Select the lines of the records containing the word "JSON" and list them.

> **Records for processing**
________________________________________

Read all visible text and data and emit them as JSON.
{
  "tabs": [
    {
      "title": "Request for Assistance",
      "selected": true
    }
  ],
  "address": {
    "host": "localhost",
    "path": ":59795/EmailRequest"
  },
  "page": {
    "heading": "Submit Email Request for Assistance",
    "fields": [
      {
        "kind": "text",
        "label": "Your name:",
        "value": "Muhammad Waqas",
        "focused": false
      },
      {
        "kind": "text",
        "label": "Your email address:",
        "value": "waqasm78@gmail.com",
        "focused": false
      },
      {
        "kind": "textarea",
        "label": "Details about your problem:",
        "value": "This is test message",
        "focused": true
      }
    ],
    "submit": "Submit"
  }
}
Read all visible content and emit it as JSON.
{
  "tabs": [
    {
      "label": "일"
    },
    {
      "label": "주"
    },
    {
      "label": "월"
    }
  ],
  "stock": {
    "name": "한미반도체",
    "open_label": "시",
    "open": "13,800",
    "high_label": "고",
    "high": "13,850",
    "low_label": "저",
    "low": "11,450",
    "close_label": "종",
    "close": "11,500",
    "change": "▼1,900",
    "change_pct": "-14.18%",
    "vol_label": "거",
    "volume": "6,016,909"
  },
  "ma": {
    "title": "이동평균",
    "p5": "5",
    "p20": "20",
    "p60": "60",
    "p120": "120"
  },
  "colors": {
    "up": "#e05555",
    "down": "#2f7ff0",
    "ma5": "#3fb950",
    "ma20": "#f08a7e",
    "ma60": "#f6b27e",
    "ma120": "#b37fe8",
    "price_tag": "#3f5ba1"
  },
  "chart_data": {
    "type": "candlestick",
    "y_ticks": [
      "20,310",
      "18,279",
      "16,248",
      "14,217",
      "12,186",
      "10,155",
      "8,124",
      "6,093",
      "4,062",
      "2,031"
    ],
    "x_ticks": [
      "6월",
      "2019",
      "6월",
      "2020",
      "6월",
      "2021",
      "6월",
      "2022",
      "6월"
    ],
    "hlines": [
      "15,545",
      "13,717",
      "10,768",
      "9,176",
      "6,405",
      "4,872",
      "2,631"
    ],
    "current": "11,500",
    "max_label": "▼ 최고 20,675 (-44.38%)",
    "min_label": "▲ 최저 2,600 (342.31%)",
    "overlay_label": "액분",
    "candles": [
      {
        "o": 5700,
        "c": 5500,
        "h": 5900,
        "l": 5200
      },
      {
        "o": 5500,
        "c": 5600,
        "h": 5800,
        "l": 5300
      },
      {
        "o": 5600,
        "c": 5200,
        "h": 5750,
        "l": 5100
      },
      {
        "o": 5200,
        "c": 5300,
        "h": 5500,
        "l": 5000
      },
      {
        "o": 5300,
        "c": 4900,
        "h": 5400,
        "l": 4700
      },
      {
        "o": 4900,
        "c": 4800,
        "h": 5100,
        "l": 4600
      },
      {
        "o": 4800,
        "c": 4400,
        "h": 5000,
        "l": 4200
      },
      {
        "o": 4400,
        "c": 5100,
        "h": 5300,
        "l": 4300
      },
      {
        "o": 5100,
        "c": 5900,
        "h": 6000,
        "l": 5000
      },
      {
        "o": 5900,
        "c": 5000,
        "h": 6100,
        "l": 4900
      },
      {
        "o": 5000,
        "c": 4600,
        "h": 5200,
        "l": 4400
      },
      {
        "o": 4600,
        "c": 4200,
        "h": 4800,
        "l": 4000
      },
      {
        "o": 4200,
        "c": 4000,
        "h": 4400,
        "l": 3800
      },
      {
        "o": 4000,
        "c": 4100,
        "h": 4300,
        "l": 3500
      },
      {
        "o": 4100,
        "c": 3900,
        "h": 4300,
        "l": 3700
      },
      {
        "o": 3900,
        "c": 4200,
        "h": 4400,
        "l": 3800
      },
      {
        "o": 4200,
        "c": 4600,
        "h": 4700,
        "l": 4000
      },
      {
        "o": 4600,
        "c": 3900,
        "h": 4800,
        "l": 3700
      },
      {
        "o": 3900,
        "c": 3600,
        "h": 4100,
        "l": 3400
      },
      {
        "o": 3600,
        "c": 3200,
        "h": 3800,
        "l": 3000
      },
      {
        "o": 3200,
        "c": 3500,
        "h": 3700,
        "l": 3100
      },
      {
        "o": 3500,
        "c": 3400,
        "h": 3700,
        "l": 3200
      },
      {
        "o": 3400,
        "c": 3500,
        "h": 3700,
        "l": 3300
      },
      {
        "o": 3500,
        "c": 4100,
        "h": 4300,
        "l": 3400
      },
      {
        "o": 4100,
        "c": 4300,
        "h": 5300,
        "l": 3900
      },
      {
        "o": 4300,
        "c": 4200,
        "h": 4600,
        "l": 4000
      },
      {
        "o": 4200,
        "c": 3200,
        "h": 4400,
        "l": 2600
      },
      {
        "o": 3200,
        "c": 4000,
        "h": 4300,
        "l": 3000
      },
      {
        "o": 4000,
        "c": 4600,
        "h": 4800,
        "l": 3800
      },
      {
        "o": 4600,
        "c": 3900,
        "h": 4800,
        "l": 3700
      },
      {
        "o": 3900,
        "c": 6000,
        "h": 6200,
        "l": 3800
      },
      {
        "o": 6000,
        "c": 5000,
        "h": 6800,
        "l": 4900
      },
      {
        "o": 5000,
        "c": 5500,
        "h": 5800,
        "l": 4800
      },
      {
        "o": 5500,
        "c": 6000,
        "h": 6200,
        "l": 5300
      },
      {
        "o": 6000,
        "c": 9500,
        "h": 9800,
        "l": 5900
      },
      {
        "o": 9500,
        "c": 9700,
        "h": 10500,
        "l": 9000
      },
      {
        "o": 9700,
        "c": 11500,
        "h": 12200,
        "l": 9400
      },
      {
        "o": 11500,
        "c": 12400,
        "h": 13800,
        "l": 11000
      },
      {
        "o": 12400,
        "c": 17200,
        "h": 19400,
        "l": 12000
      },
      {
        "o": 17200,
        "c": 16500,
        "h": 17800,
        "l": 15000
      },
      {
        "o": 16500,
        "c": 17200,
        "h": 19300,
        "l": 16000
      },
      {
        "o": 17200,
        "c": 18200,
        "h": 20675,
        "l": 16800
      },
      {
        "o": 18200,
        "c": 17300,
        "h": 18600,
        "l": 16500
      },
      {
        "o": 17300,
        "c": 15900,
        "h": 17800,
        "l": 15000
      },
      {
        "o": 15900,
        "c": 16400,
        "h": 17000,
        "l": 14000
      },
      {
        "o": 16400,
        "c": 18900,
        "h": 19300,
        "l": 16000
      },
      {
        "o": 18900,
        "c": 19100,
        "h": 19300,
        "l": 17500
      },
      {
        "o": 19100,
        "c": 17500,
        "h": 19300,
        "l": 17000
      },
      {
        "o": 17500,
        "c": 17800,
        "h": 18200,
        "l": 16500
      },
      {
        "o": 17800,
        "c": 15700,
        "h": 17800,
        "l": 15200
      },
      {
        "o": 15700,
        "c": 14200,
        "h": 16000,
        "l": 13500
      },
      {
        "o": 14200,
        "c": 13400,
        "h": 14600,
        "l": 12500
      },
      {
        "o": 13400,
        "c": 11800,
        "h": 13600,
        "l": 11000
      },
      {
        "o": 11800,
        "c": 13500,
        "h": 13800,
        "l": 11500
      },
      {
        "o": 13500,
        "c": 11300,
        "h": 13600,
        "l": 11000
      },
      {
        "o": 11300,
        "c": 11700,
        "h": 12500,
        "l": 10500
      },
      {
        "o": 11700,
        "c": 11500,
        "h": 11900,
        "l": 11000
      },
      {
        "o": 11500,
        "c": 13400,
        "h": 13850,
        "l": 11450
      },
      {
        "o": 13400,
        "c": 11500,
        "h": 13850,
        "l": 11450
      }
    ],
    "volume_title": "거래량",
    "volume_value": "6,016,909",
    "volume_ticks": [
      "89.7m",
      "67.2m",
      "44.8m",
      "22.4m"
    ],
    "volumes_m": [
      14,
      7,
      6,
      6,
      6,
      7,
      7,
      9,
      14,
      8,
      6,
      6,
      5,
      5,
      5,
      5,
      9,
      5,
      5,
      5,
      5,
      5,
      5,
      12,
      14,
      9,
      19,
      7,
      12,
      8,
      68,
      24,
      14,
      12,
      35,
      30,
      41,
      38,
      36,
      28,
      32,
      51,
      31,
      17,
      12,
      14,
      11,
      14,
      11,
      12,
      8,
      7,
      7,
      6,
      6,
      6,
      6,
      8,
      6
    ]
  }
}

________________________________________

> **Response box**
Read all visible text and data and emit them as JSON.
Read all visible content and emit it as JSON.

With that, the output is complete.